Your IRS Tax Appeal Rights
Are you in the middle of a disagreement with the IRS? One of the guaranteed rights for all taxpayers is the right to appeal. If you disagree with the IRS about the amount of your tax liability or about proposed collection actions, you have the right to ask the IRS Appeals Office to review your case.
During their contact with taxpayers, IRS employees are required to explain and protect these taxpayer rights, including the right to appeal. The IRS appeals system is for people who do not agree with the results of an examination of their tax returns or other adjustments to their tax liability. In addition to examinations, you can appeal many other things, including:
1. Collection actions such as liens, levies, seizures, installment agreement terminations and rejected offers-in-compromise,
2. Penalties and interest, and
3. Employment tax adjustments and the trust fund recovery penalty.
Internal IRS Appeal conferences are informal meetings. The local Appeals Office, which is independent of the IRS office, can sometimes resolve an appeal by telephone or through correspondence.
The IRS also offers an option called Fast Track Mediation, during which an appeals or settlement officer attempts to help you and the IRS reach a mutually satisfactory solution. Most cases not docketed in court qualify for Fast Track Mediation. You may request Fast Track Mediation at the conclusion of an audit or collection determination, but prior to your request for a normal appeals hearing. Fast Track Mediation is meant to promote the early resolution of a dispute. It doesn’t eliminate or replace existing dispute resolution options, including your opportunity to request a conference with a manager or a hearing before Appeals. You may withdraw from the mediation process at any time.
When attending an informal meeting or pursuing mediation, you may represent yourself or you can be represented by an attorney, certified public accountant or individual enrolled to practice before the IRS.

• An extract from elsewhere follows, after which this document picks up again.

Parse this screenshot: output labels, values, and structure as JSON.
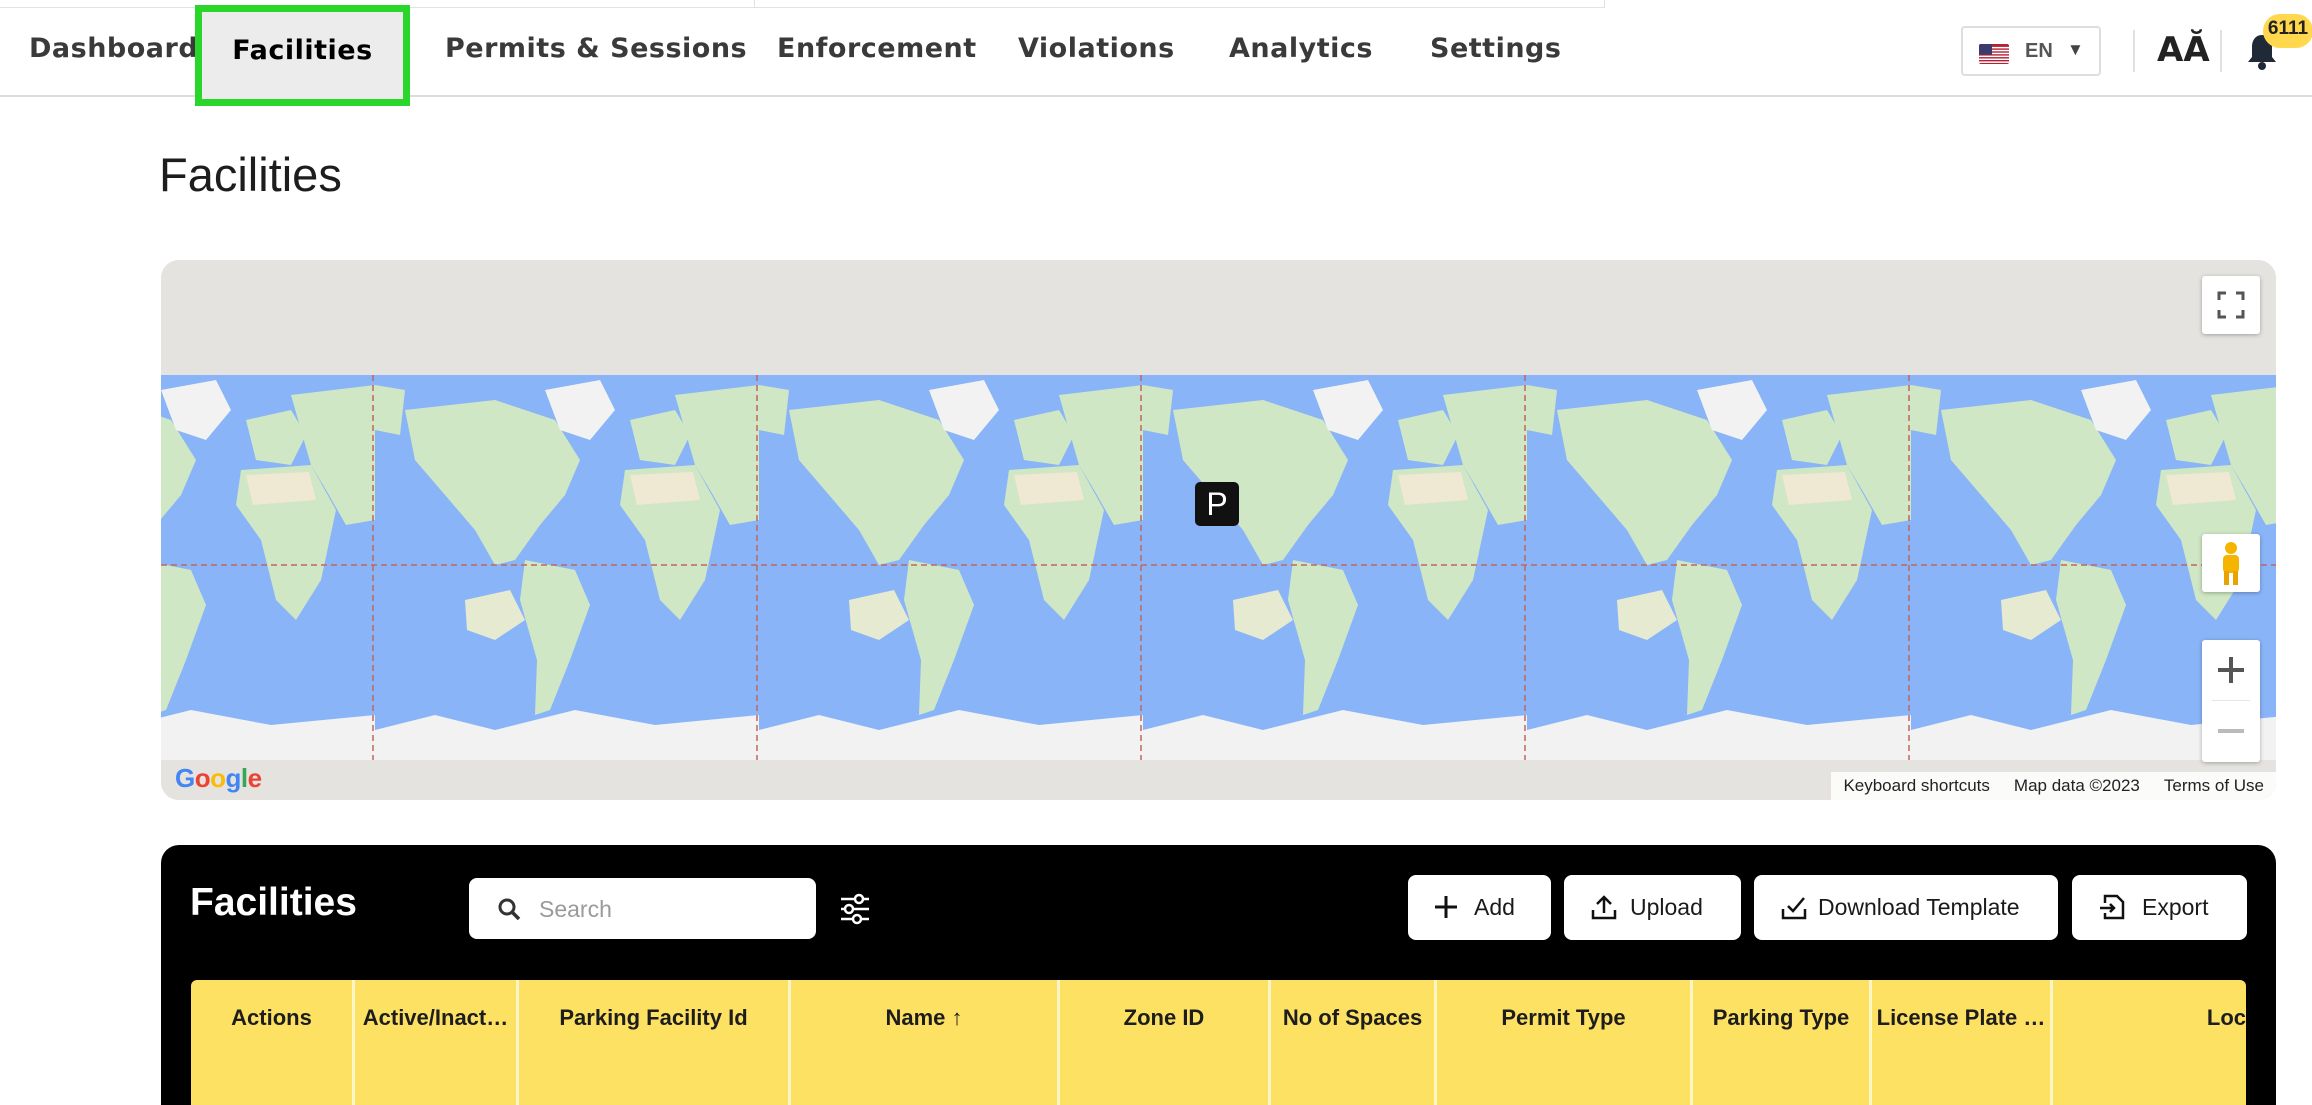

If you and the IRS appeals officer cannot reach agreement, or if you prefer not to appeal within the IRS, in most cases you may take your disagreement to federal court. Usually, it is worth having a go at mediation before committing to an expensive and time-consuming court process.